Huey said that although painting was her first love, she enjoyed getting out into the streets to take photographs. She felt a bit like a hermit, holed up in her studio.
“I do see something in the world, and I think, ‘Oh, I should get a photo of that because I want to remember that for a future painting,’ ” she said. “But then there are other times when I think I better take a photo of that because that could never be a painting.”
As a teenager, Huey got in trouble a lot and was placed in the controversial treatment facility Straight, Incorporated, where she said she had to sit in chairs from 8 a.m. until midnight with nothing to do. It was particularly brutal for a kid who wanted nothing more than to express herself through her art.
Ansel Adams Took Gorgeous Landscape Photos—and Made a Mean Eggs Poached in Beer
If you only think of Ansel Adams as a master of black-and-white landscapes, you probably never ate his eggs poached in beer. Why limit William Eggleston to color photography? His cheese grits casserole is equally as impressive.
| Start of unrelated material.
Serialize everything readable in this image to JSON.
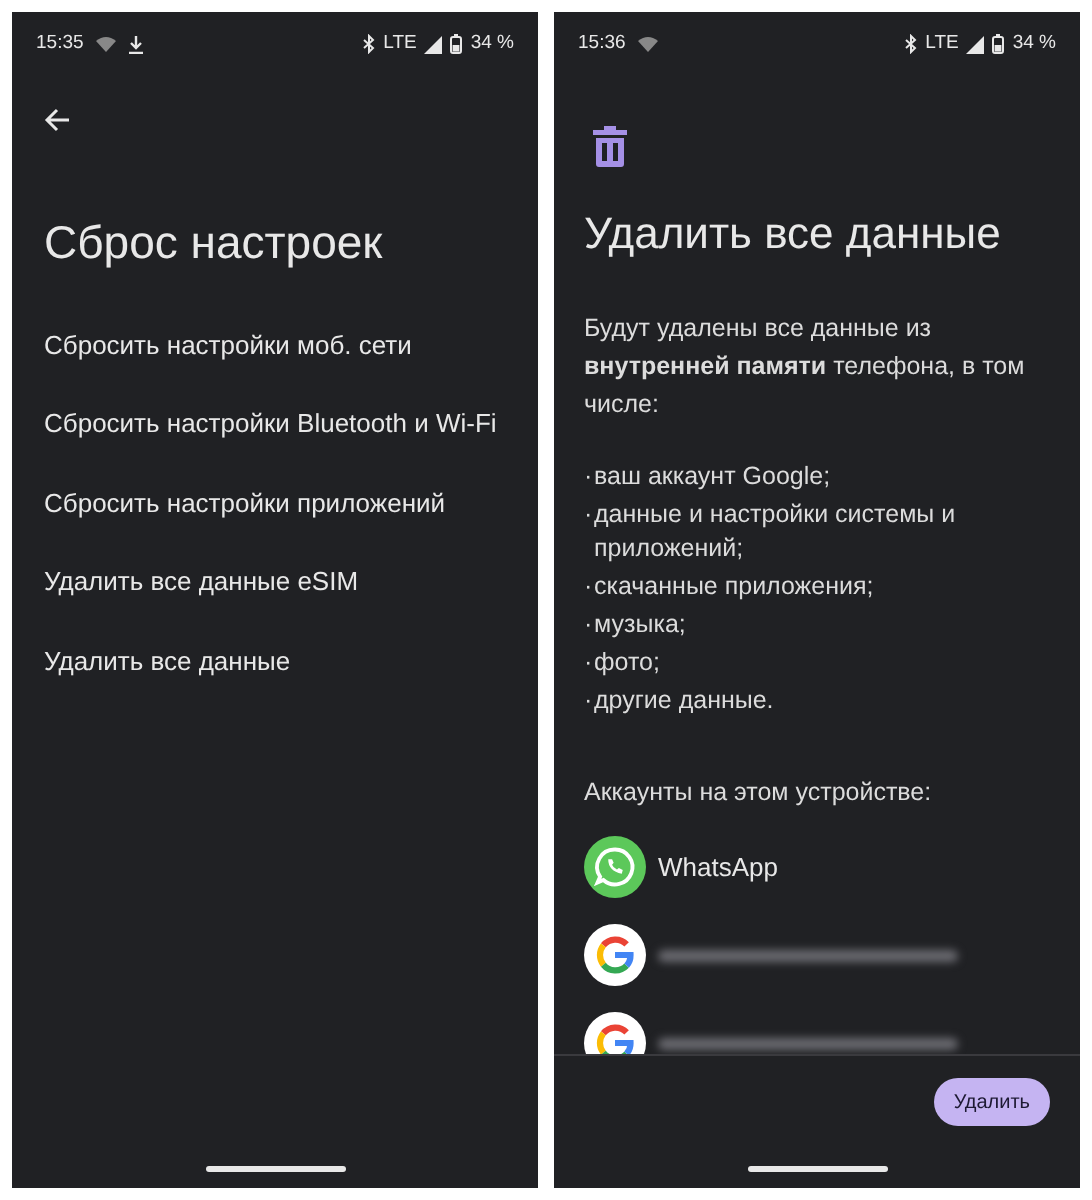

Add “key lime pie supreme” to the list of great works of Stephen Shore, or Robert Heinecken’s “serious martini,” which is never made with Beefeater gin and always includes a “California” lemon.
The People Who Craft World-Class Steinway Pianos
Christopher Payne first toured the Astoria, Queens, factory where Steinway & Sons pianos are made in 2002 during a weekend open house. His father and grandmother were both pianists, and years later, after they died,his memories of the factory took on a spiritual significance.
“I felt an obligation to return to take pictures of the instrument so deeply connected to my family,” he said via email.
Between 2011 and 2015, Payne visited the factory more than 50 times to do just that. His photos are now collected in a book, Making Steinway, which was released in June through Steinway and New York’s Benrubi Gallery.